Frieberg Lexicon:[2]

Literally, with an idea of totality make full, fill (up) completely

Louw and Nida:[3]

πληρόω (plhrowo): to cause something to become full - 'to fill.' (the net) was full' Matthew 13.48.

Liddell – Scott:[4]

πληρόω, (plhrowo): -to make full: I. to fill full of, Pass. to be filled full of. 2. to fill full of food, to gorge, satiate, II. to fill with, 2. to make full or complete, or in the Passive: to be completed. 3. to fill it. 4. to fulfil, pay in full, make up; Passive, having poured wine into the vessel till it was full, Passive, to crowd into a place.

Bauer, Arndt, Gingrich:[5]

πληρόω, (plhrowo): —1. fill, make full Matthew 13:48; Luke 3:5; John 12:3; 16:6; Acts 2:2, 28; 5:28; Romans 1:29; Ephesians 5:18; Philippians 4:18; 2 Timothy 1:4.—2. of time fill up, complete, reach its end passive. Mark 1:15; John 7:8; Acts 7:23, 30; 9:23; 24:27.

Note carefully what noted theologian Colin Brown says in his, “The New International Dictionary of New Testament Theology.”[6]

πληρόω Full or fullness. Also, To fill a vessel, so that the result can be described as, (plhrwma.) plhrwma . “full.” It is also significant in that it is used in regards to those fulfillment-quotations which have their origin in the Church’s understanding of its faith or, episodes in the life of Jesus which were seen as the fulfillment of the divine plan of salvation revealed in the O.T.

Therefore, when you consider the definition of “fulfill” as given, it becomes clear fulfill does not mean, “end” or “abrogate” or “finish with a view to erase what has gone before.” You can see how “end of the ceremonial law” and Christ “fulfilling” the law, is to be understood; it has more to do with content than pattern. Imagine you have a child’s coloring book in front of you. You see the outline of the various figures but there is no content.
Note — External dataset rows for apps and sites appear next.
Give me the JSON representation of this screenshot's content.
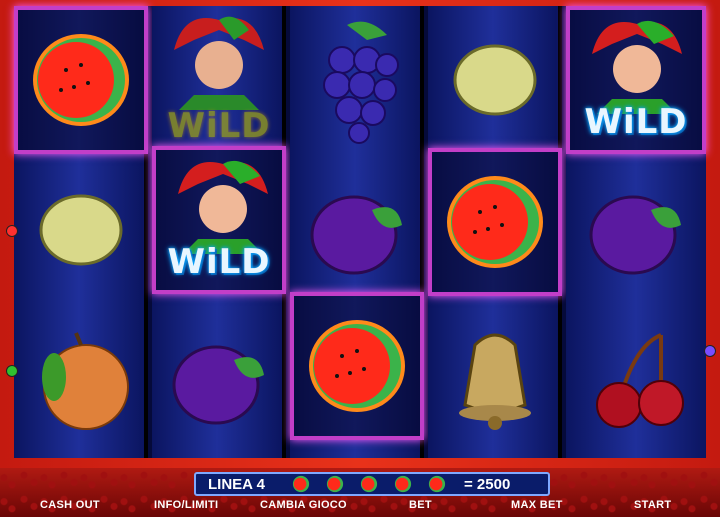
{
  "reels": [
    [
      "watermelon",
      "lemon",
      "orange"
    ],
    [
      "wild",
      "wild",
      "plum"
    ],
    [
      "grapes",
      "plum",
      "watermelon"
    ],
    [
      "lemon",
      "watermelon",
      "bell"
    ],
    [
      "wild",
      "plum",
      "cherries"
    ]
  ],
  "wild_label": "WiLD",
  "win_line": {
    "label": "LINEA 4",
    "symbols": [
      "watermelon",
      "watermelon",
      "watermelon",
      "watermelon",
      "watermelon"
    ],
    "payout": "= 2500"
  },
  "buttons": {
    "cash_out": "CASH OUT",
    "info": "INFO/LIMITI",
    "change_game": "CAMBIA GIOCO",
    "bet": "BET",
    "max_bet": "MAX BET",
    "start": "START"
  },
  "colors": {
    "win_highlight": "#c23ec8",
    "frame": "#e8321a",
    "reel_bg": "#1f2f9a"
  }
}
You “fill in” the content by using the various colors in your box of crayons. This is essentially what it means when the Bible tells us, Jesus “fulfilled” the Old Testament. He “filled in” or “completed with new content” the sketch of the Old Testament.

If this is how the Church is to be understood, then shouldn’t we be more conscientious in applying this understanding to Christianity today? Shouldn’t we be more conscientious in being obedient to God’s divinely commanded specific pattern revealed to us in Holy Scripture? Shouldn’t we be faithful to God and call out those who refuse to take a stand against something that is “obviously” so unbiblical?

Enjoy your retirement Joyce, can you take some of your colleagues with you?

Soli Deo Gloria

[1] This is taken from chapter 8 of my book, “As it is in Heaven…” [2] Bible Works 10 Software program. [3] Ibid. [4] Ibid. [5] Ibid. [6] Colin Brown, “The New International Theological Dictionary of New Testament Theology.” Vol.1. Zondervan Publishing, Grand Rapids, MI. 1967. Entry on πληρόω. Pgs. 733-744.

127 views1 comment

Recent Posts

See All


As you might have noticed we haven't posted anything in a while. The reason is we're in the process of moving across the country. When we are settled in our new location we'll continue providing the m

1 Comment

Feb 12, 2023

Fr Paul loads the gun and fires

and we are shot through w clarity

bottom of page